## Your assignment
Say how many lines in the data below contain the word "Console", and give no other text.

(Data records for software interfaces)
__________________________________________________
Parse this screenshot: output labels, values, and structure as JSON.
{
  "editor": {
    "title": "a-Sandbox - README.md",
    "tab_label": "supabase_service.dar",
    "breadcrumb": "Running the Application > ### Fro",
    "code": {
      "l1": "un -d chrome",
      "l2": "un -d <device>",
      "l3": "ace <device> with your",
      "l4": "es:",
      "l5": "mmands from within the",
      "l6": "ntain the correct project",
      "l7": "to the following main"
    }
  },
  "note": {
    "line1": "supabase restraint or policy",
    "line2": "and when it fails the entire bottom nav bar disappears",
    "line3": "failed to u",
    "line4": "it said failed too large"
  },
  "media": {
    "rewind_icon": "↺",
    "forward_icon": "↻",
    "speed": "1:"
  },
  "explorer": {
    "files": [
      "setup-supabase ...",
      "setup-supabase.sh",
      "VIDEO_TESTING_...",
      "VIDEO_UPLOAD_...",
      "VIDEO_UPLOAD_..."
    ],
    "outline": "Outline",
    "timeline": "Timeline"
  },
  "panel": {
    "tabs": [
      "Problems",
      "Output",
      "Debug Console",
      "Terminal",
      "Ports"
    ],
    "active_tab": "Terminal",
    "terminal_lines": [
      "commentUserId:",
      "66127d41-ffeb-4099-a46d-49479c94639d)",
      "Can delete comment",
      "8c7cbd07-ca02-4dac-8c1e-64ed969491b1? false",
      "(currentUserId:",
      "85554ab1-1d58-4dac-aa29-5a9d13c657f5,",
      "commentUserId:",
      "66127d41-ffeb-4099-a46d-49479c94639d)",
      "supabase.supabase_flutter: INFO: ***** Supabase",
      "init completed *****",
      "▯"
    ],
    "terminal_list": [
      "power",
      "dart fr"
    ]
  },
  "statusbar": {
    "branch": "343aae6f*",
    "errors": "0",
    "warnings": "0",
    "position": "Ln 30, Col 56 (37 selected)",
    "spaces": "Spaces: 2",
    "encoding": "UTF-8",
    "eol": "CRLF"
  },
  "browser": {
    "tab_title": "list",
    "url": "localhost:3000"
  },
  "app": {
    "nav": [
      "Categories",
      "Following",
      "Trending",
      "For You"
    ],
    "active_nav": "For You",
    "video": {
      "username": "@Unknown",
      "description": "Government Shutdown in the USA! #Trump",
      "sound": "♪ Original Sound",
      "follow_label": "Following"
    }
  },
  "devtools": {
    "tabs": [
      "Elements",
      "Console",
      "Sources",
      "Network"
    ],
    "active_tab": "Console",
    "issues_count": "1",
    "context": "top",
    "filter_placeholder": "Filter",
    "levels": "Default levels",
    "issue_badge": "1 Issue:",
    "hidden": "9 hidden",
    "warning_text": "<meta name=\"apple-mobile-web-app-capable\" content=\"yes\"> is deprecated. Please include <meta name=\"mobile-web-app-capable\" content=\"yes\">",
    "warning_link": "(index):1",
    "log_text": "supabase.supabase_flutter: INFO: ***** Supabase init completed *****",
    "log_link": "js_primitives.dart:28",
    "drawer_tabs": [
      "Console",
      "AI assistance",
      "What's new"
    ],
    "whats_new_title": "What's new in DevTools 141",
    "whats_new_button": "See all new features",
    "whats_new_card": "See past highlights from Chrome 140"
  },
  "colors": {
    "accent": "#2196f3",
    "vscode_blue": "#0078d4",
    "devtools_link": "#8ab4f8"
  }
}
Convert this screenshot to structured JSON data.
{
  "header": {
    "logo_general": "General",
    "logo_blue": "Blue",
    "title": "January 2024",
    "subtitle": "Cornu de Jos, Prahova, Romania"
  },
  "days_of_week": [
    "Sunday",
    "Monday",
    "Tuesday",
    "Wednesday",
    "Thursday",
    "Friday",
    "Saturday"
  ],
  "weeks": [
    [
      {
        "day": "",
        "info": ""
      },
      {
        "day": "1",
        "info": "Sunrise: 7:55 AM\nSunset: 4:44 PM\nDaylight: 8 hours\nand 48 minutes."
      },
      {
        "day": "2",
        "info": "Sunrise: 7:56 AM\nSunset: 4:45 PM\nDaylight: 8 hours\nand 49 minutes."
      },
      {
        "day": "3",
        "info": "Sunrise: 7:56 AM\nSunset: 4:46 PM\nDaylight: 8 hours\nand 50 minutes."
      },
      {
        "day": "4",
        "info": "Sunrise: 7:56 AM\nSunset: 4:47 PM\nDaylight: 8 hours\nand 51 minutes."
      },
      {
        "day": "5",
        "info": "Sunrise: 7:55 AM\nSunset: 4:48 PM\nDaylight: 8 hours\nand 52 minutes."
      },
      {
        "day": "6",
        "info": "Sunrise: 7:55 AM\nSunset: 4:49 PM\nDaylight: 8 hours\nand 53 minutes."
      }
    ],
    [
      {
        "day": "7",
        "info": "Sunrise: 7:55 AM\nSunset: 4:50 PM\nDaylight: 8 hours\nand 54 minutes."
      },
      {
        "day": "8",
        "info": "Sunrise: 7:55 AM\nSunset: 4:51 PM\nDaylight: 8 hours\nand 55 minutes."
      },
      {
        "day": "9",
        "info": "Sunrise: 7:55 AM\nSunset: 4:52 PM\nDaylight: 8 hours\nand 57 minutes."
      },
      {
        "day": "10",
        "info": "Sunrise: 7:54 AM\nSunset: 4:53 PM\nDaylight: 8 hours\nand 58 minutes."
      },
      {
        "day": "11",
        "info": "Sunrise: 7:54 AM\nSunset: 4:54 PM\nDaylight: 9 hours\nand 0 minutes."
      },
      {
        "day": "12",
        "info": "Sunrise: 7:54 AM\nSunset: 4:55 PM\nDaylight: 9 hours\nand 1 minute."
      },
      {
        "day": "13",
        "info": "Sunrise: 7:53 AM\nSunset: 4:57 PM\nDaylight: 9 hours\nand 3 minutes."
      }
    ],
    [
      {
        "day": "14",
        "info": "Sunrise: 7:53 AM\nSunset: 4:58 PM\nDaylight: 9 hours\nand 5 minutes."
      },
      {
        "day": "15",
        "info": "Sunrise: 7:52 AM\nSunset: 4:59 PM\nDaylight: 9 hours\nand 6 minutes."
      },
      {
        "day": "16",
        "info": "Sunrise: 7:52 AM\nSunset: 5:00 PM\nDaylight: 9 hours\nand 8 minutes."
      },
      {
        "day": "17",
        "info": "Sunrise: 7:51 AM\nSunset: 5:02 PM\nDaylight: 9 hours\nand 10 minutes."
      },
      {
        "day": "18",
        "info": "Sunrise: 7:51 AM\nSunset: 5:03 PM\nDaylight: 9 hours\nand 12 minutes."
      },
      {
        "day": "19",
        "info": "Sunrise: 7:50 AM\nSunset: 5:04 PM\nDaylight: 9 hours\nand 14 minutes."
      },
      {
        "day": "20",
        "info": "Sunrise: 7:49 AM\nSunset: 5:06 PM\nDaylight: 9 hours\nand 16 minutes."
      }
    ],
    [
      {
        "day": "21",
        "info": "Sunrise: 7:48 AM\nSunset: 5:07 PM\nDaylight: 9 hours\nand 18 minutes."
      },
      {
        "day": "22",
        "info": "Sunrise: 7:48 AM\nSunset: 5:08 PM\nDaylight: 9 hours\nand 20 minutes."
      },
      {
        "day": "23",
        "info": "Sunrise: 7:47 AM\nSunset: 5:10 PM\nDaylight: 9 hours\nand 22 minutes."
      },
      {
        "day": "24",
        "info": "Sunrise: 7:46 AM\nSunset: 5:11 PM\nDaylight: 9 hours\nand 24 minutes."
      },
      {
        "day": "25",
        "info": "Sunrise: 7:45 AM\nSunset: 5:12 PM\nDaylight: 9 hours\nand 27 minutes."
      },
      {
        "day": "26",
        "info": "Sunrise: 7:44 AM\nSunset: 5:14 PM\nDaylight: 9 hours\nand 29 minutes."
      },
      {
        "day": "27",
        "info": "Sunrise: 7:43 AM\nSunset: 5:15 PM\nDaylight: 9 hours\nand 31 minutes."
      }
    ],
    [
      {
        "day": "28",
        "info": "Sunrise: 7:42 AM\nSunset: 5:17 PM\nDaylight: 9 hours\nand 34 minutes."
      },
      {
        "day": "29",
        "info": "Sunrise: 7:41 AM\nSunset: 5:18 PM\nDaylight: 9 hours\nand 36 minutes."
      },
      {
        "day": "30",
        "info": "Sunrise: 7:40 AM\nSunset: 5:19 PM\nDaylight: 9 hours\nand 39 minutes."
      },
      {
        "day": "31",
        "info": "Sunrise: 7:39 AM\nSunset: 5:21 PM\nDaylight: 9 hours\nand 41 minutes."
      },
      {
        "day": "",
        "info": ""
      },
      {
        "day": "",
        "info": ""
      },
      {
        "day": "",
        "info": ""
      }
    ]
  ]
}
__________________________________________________
## Solution for this exercise
4